* WORK ORDER
Of the lines below, count those containing the word "name". Reply with the number alone.

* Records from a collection
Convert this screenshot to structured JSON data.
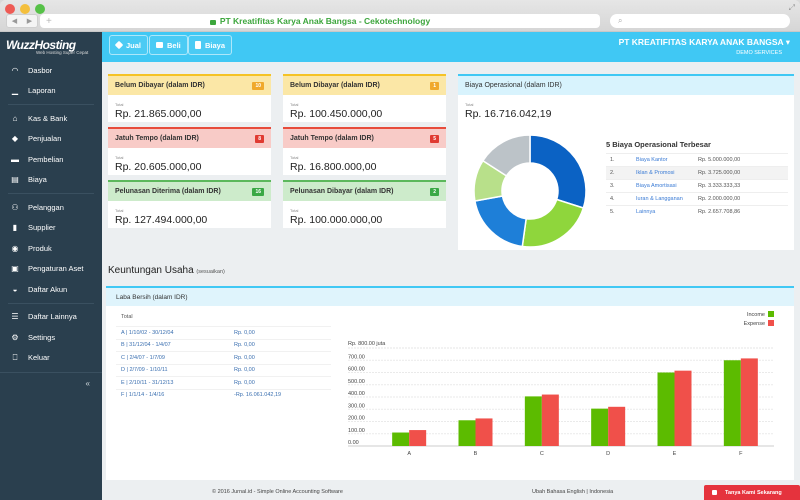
{
  "browser": {
    "title": "PT Kreatifitas Karya Anak Bangsa - Cekotechnology",
    "new_tab": "+",
    "search_placeholder": "⌕"
  },
  "sidebar": {
    "logo": "WuzzHosting",
    "tagline": "Web Hosting Super Cepat",
    "items": [
      {
        "label": "Dasbor",
        "icon": "gauge-icon",
        "glyph": "◠"
      },
      {
        "label": "Laporan",
        "icon": "chart-icon",
        "glyph": "▁"
      },
      {
        "label": "Kas & Bank",
        "icon": "bank-icon",
        "glyph": "⌂"
      },
      {
        "label": "Penjualan",
        "icon": "tag-icon",
        "glyph": "◆"
      },
      {
        "label": "Pembelian",
        "icon": "card-icon",
        "glyph": "▬"
      },
      {
        "label": "Biaya",
        "icon": "receipt-icon",
        "glyph": "▤"
      },
      {
        "label": "Pelanggan",
        "icon": "users-icon",
        "glyph": "⚇"
      },
      {
        "label": "Supplier",
        "icon": "truck-icon",
        "glyph": "▮"
      },
      {
        "label": "Produk",
        "icon": "box-icon",
        "glyph": "◉"
      },
      {
        "label": "Pengaturan Aset",
        "icon": "asset-icon",
        "glyph": "▣"
      },
      {
        "label": "Daftar Akun",
        "icon": "book-icon",
        "glyph": "◒"
      },
      {
        "label": "Daftar Lainnya",
        "icon": "list-icon",
        "glyph": "☰"
      },
      {
        "label": "Settings",
        "icon": "gear-icon",
        "glyph": "⚙"
      },
      {
        "label": "Keluar",
        "icon": "door-icon",
        "glyph": "⎕"
      }
    ],
    "collapse": "«"
  },
  "topbar": {
    "buttons": [
      {
        "label": "Jual",
        "icon": "tag-icon"
      },
      {
        "label": "Beli",
        "icon": "card-icon"
      },
      {
        "label": "Biaya",
        "icon": "receipt-icon"
      }
    ],
    "company": "PT KREATIFITAS KARYA ANAK BANGSA ▾",
    "subtitle": "DEMO SERVICES"
  },
  "summary_cards": [
    {
      "title": "Belum Dibayar (dalam IDR)",
      "badge": "10",
      "label": "Total",
      "value": "Rp. 21.865.000,00",
      "tone": "yellow"
    },
    {
      "title": "Belum Dibayar (dalam IDR)",
      "badge": "1",
      "label": "Total",
      "value": "Rp. 100.450.000,00",
      "tone": "yellow"
    },
    {
      "title": "Jatuh Tempo (dalam IDR)",
      "badge": "8",
      "label": "Total",
      "value": "Rp. 20.605.000,00",
      "tone": "red"
    },
    {
      "title": "Jatuh Tempo (dalam IDR)",
      "badge": "5",
      "label": "Total",
      "value": "Rp. 16.800.000,00",
      "tone": "red"
    },
    {
      "title": "Pelunasan Diterima (dalam IDR)",
      "badge": "16",
      "label": "Total",
      "value": "Rp. 127.494.000,00",
      "tone": "green"
    },
    {
      "title": "Pelunasan Dibayar (dalam IDR)",
      "badge": "2",
      "label": "Total",
      "value": "Rp. 100.000.000,00",
      "tone": "green"
    }
  ],
  "operational": {
    "title": "Biaya Operasional (dalam IDR)",
    "label": "Total",
    "value": "Rp. 16.716.042,19",
    "top5_title": "5 Biaya Operasional Terbesar",
    "top5": [
      {
        "no": "1.",
        "name": "Biaya Kantor",
        "amount": "Rp. 5.000.000,00",
        "value": 5000000,
        "color": "#0b62c4"
      },
      {
        "no": "2.",
        "name": "Iklan & Promosi",
        "amount": "Rp. 3.725.000,00",
        "value": 3725000,
        "color": "#8fd63c"
      },
      {
        "no": "3.",
        "name": "Biaya Amortisasi",
        "amount": "Rp. 3.333.333,33",
        "value": 3333333.33,
        "color": "#1e7fd8"
      },
      {
        "no": "4.",
        "name": "Iuran & Langganan",
        "amount": "Rp. 2.000.000,00",
        "value": 2000000,
        "color": "#b8e08a"
      },
      {
        "no": "5.",
        "name": "Lainnya",
        "amount": "Rp. 2.657.708,86",
        "value": 2657708.86,
        "color": "#bcc3c8"
      }
    ]
  },
  "profit": {
    "section_title": "Keuntungan Usaha",
    "section_note": "(sesuaikan)",
    "card_title": "Laba Bersih (dalam IDR)",
    "total_label": "Total",
    "periods": [
      {
        "period": "A | 1/10/02 - 30/12/04",
        "amount": "Rp. 0,00"
      },
      {
        "period": "B | 31/12/04 - 1/4/07",
        "amount": "Rp. 0,00"
      },
      {
        "period": "C | 2/4/07 - 1/7/09",
        "amount": "Rp. 0,00"
      },
      {
        "period": "D | 2/7/09 - 1/10/11",
        "amount": "Rp. 0,00"
      },
      {
        "period": "E | 2/10/11 - 31/12/13",
        "amount": "Rp. 0,00"
      },
      {
        "period": "F | 1/1/14 - 1/4/16",
        "amount": "-Rp. 16.061.042,19"
      }
    ]
  },
  "chart_data": {
    "type": "bar",
    "title": "",
    "xlabel": "",
    "ylabel": "Rp. 800.00 juta",
    "categories": [
      "A",
      "B",
      "C",
      "D",
      "E",
      "F"
    ],
    "series": [
      {
        "name": "Income",
        "color": "#5cbb00",
        "values": [
          110,
          210,
          405,
          305,
          600,
          700
        ]
      },
      {
        "name": "Expense",
        "color": "#f0504a",
        "values": [
          130,
          225,
          420,
          320,
          615,
          715
        ]
      }
    ],
    "ylim": [
      0,
      800
    ],
    "yticks": [
      "0.00",
      "100.00",
      "200.00",
      "300.00",
      "400.00",
      "500.00",
      "600.00",
      "700.00"
    ],
    "grid": true,
    "legend": "top-right"
  },
  "footer": {
    "copyright": "© 2016 Jurnal.id - Simple Online Accounting Software",
    "language": "Ubah Bahasa English | Indonesia",
    "chat": "Tanya Kami Sekarang"
  }
}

* ANSWER BELOW
7